▶ Exercise directions: If a line in the following entries contains the string "Drill", it counts toward the total; report only that total.

========================

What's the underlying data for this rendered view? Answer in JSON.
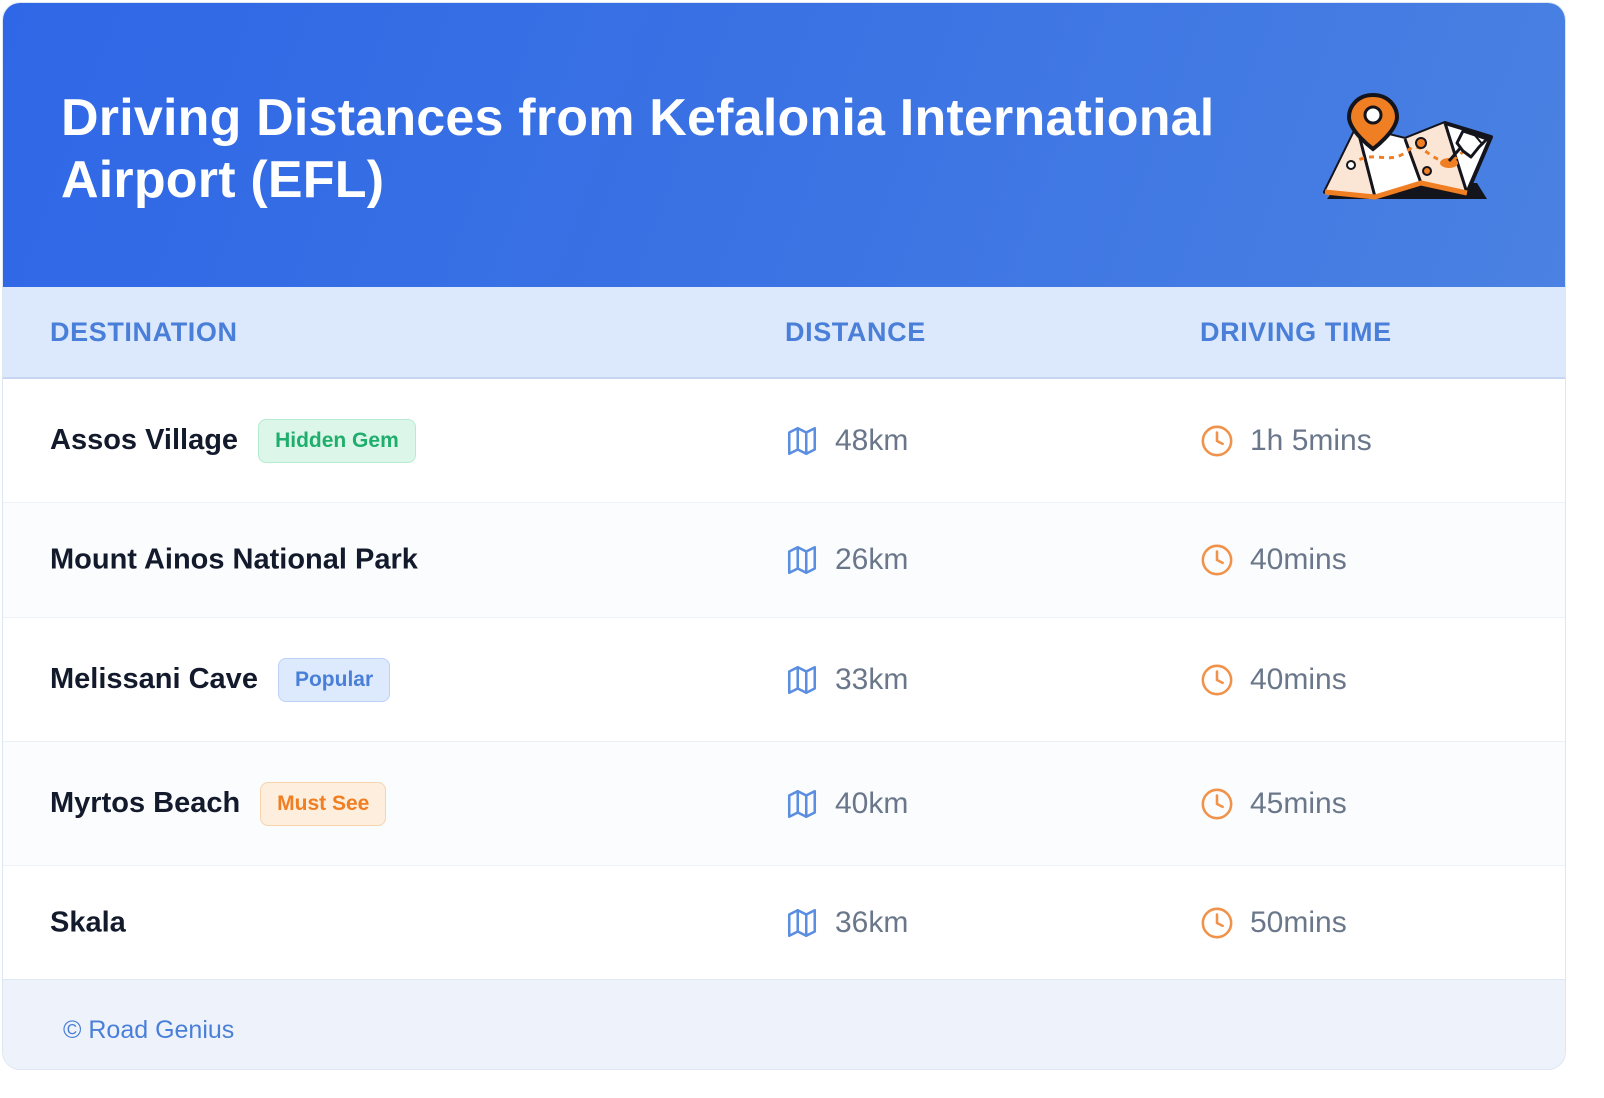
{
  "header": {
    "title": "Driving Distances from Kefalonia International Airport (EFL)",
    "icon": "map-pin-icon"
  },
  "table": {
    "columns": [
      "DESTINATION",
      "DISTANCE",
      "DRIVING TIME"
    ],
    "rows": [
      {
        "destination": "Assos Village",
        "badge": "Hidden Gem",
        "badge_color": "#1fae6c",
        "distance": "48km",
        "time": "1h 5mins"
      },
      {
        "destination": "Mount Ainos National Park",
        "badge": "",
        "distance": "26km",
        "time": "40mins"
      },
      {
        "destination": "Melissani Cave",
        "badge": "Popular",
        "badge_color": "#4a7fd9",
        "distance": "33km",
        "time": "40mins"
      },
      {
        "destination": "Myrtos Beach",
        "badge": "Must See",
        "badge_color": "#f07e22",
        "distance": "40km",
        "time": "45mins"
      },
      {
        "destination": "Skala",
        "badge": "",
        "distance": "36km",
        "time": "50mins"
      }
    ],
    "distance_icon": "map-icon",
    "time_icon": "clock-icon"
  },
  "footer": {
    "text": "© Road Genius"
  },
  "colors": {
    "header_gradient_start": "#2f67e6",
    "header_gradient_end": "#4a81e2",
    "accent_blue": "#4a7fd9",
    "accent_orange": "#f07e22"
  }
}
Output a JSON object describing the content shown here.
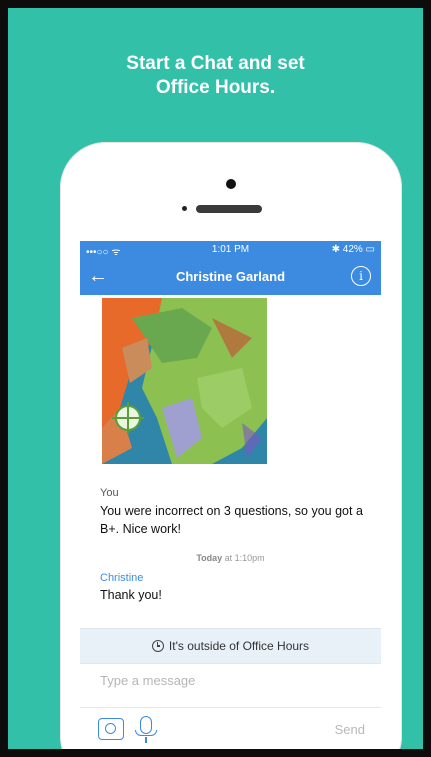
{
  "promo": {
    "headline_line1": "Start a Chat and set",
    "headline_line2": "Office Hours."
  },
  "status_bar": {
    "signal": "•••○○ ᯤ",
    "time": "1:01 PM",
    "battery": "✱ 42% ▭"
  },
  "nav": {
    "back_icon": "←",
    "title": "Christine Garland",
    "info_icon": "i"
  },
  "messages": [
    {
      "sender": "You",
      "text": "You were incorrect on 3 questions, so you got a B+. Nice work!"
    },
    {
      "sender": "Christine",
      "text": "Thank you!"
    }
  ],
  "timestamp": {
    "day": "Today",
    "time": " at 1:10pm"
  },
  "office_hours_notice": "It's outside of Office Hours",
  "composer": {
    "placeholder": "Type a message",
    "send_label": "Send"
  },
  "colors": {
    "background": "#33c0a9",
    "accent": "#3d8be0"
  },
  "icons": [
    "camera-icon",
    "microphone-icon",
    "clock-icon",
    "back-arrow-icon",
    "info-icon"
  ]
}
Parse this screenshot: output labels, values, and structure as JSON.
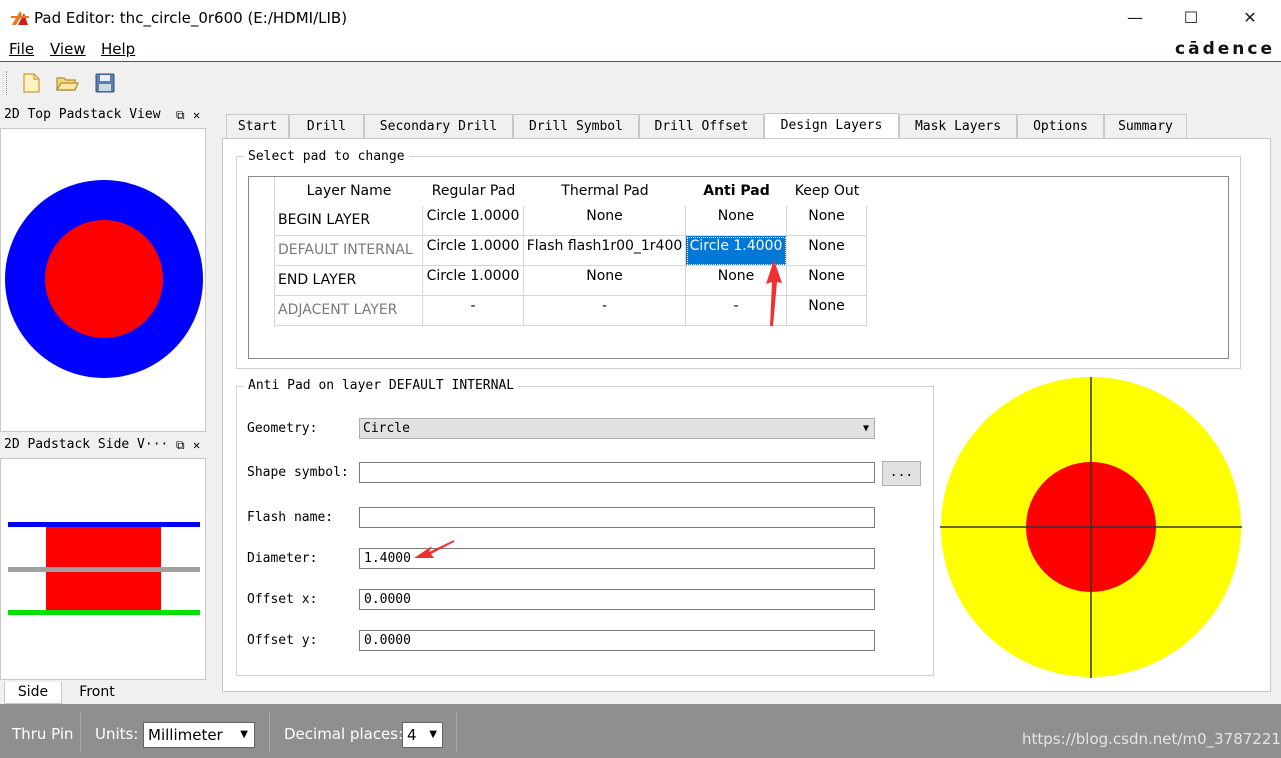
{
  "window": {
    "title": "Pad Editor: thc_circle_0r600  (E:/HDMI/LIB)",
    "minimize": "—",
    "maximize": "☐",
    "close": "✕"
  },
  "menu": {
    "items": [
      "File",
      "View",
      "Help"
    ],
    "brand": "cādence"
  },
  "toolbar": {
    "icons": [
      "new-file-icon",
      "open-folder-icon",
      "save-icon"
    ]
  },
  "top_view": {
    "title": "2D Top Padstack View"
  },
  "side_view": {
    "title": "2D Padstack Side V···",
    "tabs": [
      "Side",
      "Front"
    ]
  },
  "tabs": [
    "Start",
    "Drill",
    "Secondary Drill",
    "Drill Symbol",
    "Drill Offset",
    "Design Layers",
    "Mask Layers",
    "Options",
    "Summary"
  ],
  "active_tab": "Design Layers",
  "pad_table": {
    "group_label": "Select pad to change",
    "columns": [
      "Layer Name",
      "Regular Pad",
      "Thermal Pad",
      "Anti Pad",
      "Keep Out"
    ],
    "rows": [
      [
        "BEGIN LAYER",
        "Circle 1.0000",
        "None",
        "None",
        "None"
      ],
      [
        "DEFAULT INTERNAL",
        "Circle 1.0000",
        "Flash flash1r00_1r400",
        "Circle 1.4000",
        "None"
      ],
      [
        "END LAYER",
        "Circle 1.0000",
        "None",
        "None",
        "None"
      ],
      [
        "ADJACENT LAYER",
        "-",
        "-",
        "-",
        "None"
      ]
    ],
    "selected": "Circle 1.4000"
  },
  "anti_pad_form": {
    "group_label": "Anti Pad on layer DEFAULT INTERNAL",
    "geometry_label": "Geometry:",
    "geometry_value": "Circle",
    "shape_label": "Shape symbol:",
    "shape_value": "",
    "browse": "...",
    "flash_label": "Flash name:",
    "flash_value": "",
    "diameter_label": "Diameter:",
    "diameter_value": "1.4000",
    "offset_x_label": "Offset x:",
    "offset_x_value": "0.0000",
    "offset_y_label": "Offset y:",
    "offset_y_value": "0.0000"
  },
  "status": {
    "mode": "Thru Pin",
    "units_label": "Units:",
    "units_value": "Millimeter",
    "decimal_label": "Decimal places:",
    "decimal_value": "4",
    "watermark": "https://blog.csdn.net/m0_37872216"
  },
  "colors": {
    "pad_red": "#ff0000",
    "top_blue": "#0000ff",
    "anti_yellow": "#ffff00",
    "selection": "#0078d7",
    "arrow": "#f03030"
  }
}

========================

▶ Answer to this problem: 4